Horace Ové has written his name into the history books as the first black British film maker to direct a feature-length film, bringing to his work a sensibility chiselled out of his experience of growing up in Belmont, Trinidad.
In 1960, with Trinidad and Tobago on the cusp of Independence, 21-year-old Horace Ové left Trinidad for England to study painting, photography and interior decorating. A chance opportunity as a _lm extra in Joseph L. Mankiewicz’s 1963 _lm Cleopatra changed the course of his career. Captivated by _lm, he enrolled at the London School of Film Technique and began experimenting with his own productions. He quickly gravitated towards filling the void surrounding the Black experience in England, particularly the Afro-Caribbean presence.
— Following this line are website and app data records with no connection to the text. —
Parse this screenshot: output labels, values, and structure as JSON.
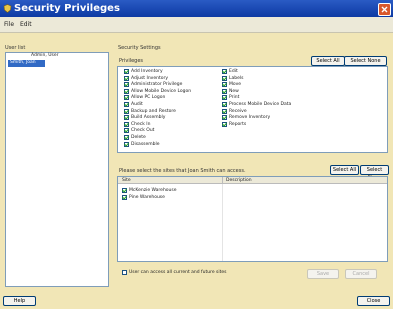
{
  "window": {
    "title": "Security Privileges"
  },
  "menu": [
    "File",
    "Edit"
  ],
  "users": {
    "label": "User list",
    "items": [
      "Admin, User",
      "Smith, Joan"
    ],
    "selected_index": 1
  },
  "settings": {
    "title": "Security Settings"
  },
  "privileges": {
    "label": "Privileges",
    "select_all": "Select All",
    "select_none": "Select None",
    "col1": [
      "Add Inventory",
      "Adjust Inventory",
      "Administrator Privilege",
      "Allow Mobile Device Logon",
      "Allow PC Logon",
      "Audit",
      "Backup and Restore",
      "Build Assembly",
      "Check In",
      "Check Out",
      "Delete",
      "Disassemble"
    ],
    "col2": [
      "Edit",
      "Labels",
      "Move",
      "New",
      "Print",
      "Process Mobile Device Data",
      "Receive",
      "Remove Inventory",
      "Reports"
    ]
  },
  "sites": {
    "instruction": "Please select the sites that Joan Smith can access.",
    "select_all": "Select All",
    "select_none": "Select None",
    "headers": [
      "Site",
      "Description"
    ],
    "items": [
      "McKenzie Warehouse",
      "Pine Warehouse"
    ]
  },
  "access_all": "User can access all current and future sites",
  "buttons": {
    "save": "Save",
    "cancel": "Cancel",
    "help": "Help",
    "close": "Close"
  }
}
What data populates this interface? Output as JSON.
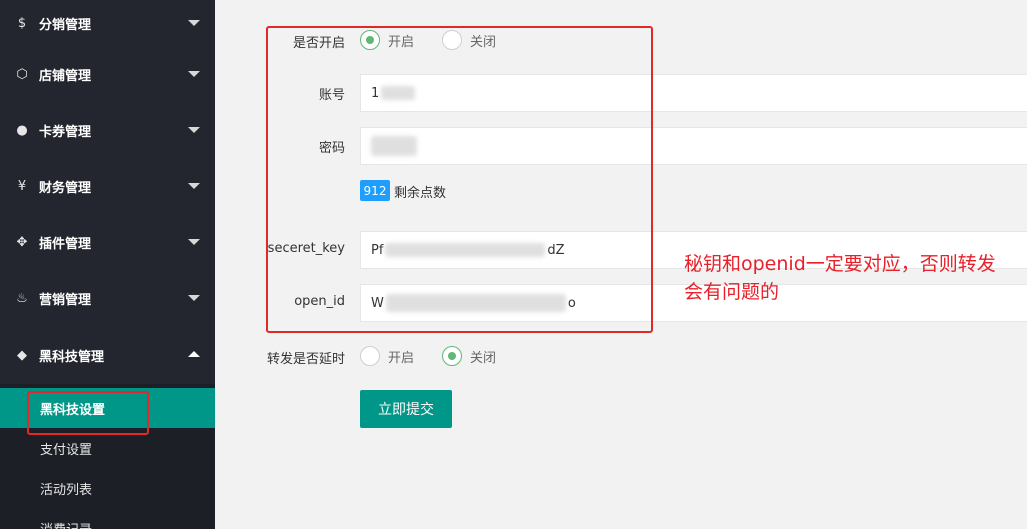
{
  "sidebar": {
    "items": [
      {
        "icon": "dollar-icon",
        "glyph": "$",
        "label": "分销管理",
        "expanded": false
      },
      {
        "icon": "cube-icon",
        "glyph": "⬡",
        "label": "店铺管理",
        "expanded": false
      },
      {
        "icon": "coupon-icon",
        "glyph": "●",
        "label": "卡券管理",
        "expanded": false
      },
      {
        "icon": "yen-icon",
        "glyph": "¥",
        "label": "财务管理",
        "expanded": false
      },
      {
        "icon": "plugin-icon",
        "glyph": "✥",
        "label": "插件管理",
        "expanded": false
      },
      {
        "icon": "fire-icon",
        "glyph": "♨",
        "label": "营销管理",
        "expanded": false
      },
      {
        "icon": "diamond-icon",
        "glyph": "◆",
        "label": "黑科技管理",
        "expanded": true
      }
    ],
    "submenu": [
      {
        "label": "黑科技设置",
        "active": true
      },
      {
        "label": "支付设置",
        "active": false
      },
      {
        "label": "活动列表",
        "active": false
      },
      {
        "label": "消费记录",
        "active": false
      }
    ]
  },
  "form": {
    "enabled": {
      "label": "是否开启",
      "options": [
        "开启",
        "关闭"
      ],
      "selected": "开启"
    },
    "account": {
      "label": "账号",
      "value": "1"
    },
    "password": {
      "label": "密码",
      "value": ""
    },
    "points": {
      "count": "912",
      "label": "剩余点数"
    },
    "secret_key": {
      "label": "seceret_key",
      "prefix": "Pf",
      "suffix": "dZ"
    },
    "open_id": {
      "label": "open_id",
      "prefix": "W",
      "suffix": "o"
    },
    "delay": {
      "label": "转发是否延时",
      "options": [
        "开启",
        "关闭"
      ],
      "selected": "关闭"
    },
    "submit_label": "立即提交"
  },
  "annotation": {
    "text": "秘钥和openid一定要对应，否则转发会有问题的"
  },
  "colors": {
    "sidebar_bg": "#23262e",
    "active_green": "#009688",
    "radio_green": "#5fb878",
    "badge_blue": "#1e9fff",
    "annotation_red": "#e8202a"
  }
}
With the issue of race looming largest, Ové began his exploration with a short film titled Baldwin’s Nigger, in which the African-American novelist James Baldwin discusses the Black experience and identity in Britain and America. His next _lm, Reggae, took him inside the West Indian experience in Britain. This 1971 documentary charted the music’s popularity outside Jamaica and plumbed its socio-political meaning and impact. The film caught the attention of the BBC, which broadcast it and commissioned other work from Ové including King Carnival and episodes for The World About Us series.
Horace Ové rose to international acclaim with Pressure, a _lm about a London teenager who becomes involved in the Black Power movement of the 1970s. Its scenes of police brutality and heated racial conflict proved too much for its backers, the British Film Institute, which banned it for two years before releasing it.
Ové’s body of work includes episodes for the British television series Empire Road, and several documentaries. The Equalizer, a _lm about the 1919 Amritsar massacre in India, won two Indian Academy Awards. In 2003, he released Dream to Change the World, a documentary based on the life and work of Trinidad-born political and social activist John La Rose. A few years later, he came to Trinidad to direct Francis Escayg’s movie The Ghost of Hing King Estate (2007).
That same year, Horace Ové received the title of Commander of the Most Excellent Order (C.B.E) from Queen Elizabeth for his contribution to the British film Industry. In 2012, he was honoured in his home country with a T&T Film Pioneer Award from the Trinidad and Tobago Film Company.